Dr Baron demonstrated how VARD acts successfully as a corpus pre-processor for text containing spelling variation, so that it first detects spelling variants and then finds candidates of modern equivalents. The added values of this tool are that (a) it allows users to keep both the original spelling and the normalised spelling side by side (with the possibility of hiding the latter in display view), and (b) it allows for manual intervention (including customised training) as well as automatic normalisation. A VARDed corpus will improve accuracy and precision of other corpus linguistics tools such as part-of-speech tagging and semantic tagging.

During the seminar Dr Baron took us through the various interfaces of this piece of software: the interactive mode for manual normalisation, the training mode for corpus customisation, and the batch mode for automatic normalisation. We were explained they key functionalities to get started such as the “setup” sidebar, the “rules” sidebar and the related DICER tool. Besides, we had the chance to have a hands-on session in which participants could explore the software with a corpus of their own interest.
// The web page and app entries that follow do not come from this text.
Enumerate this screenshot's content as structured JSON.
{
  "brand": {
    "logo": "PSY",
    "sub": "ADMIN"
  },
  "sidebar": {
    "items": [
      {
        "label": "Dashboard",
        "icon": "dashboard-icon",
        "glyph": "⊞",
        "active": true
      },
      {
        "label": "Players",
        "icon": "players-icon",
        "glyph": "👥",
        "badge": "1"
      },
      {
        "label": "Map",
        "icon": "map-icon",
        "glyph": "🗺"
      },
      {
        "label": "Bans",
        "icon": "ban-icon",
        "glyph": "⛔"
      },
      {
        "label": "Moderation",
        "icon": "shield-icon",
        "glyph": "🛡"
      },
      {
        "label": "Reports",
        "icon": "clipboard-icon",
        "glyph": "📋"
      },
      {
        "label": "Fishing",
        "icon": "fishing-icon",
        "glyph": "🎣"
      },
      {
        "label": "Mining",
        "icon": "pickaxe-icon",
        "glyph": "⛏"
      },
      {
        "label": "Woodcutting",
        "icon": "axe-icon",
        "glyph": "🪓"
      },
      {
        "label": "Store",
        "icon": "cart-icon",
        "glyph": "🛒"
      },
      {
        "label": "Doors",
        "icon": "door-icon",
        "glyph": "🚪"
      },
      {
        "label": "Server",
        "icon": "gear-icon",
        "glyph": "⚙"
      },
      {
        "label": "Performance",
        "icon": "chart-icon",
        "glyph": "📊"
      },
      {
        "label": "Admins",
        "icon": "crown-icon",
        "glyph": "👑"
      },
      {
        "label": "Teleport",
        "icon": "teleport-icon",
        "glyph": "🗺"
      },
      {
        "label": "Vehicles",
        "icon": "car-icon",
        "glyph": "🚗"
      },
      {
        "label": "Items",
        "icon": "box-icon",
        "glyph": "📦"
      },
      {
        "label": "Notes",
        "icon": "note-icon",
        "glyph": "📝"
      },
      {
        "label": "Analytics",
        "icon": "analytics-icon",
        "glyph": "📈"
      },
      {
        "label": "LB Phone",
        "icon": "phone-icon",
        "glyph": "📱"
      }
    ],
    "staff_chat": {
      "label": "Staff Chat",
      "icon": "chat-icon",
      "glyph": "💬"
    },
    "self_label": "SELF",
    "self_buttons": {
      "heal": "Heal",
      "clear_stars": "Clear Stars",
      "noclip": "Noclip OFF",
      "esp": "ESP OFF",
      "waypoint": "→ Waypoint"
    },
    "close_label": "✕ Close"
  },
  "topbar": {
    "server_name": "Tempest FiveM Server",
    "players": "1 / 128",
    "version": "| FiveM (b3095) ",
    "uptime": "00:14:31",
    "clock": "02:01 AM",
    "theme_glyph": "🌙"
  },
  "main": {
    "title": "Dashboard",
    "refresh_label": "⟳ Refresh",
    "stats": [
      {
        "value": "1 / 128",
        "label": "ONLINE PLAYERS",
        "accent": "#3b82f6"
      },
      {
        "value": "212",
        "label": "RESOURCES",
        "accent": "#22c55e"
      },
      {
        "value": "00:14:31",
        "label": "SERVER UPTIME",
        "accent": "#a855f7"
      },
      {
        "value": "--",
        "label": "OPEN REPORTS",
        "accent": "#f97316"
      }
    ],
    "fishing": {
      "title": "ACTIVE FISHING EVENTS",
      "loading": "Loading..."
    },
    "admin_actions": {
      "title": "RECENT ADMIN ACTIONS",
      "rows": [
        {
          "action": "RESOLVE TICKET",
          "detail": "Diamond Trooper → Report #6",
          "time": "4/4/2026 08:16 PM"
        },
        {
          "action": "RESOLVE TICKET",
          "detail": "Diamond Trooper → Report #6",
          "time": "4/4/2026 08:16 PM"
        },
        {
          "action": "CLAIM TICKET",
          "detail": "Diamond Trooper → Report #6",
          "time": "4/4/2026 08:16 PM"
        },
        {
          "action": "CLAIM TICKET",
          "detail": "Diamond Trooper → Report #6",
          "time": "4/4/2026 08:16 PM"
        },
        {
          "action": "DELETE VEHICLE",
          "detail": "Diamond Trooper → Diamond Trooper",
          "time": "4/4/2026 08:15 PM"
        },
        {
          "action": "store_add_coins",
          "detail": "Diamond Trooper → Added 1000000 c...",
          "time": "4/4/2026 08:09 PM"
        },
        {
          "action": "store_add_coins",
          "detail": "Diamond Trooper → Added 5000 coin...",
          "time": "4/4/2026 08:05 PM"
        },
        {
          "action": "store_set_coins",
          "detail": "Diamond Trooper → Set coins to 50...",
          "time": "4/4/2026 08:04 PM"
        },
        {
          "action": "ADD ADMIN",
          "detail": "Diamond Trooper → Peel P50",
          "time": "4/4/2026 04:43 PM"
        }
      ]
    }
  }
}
This has thus been a very successful and productive seminar. Thank you, Alistair!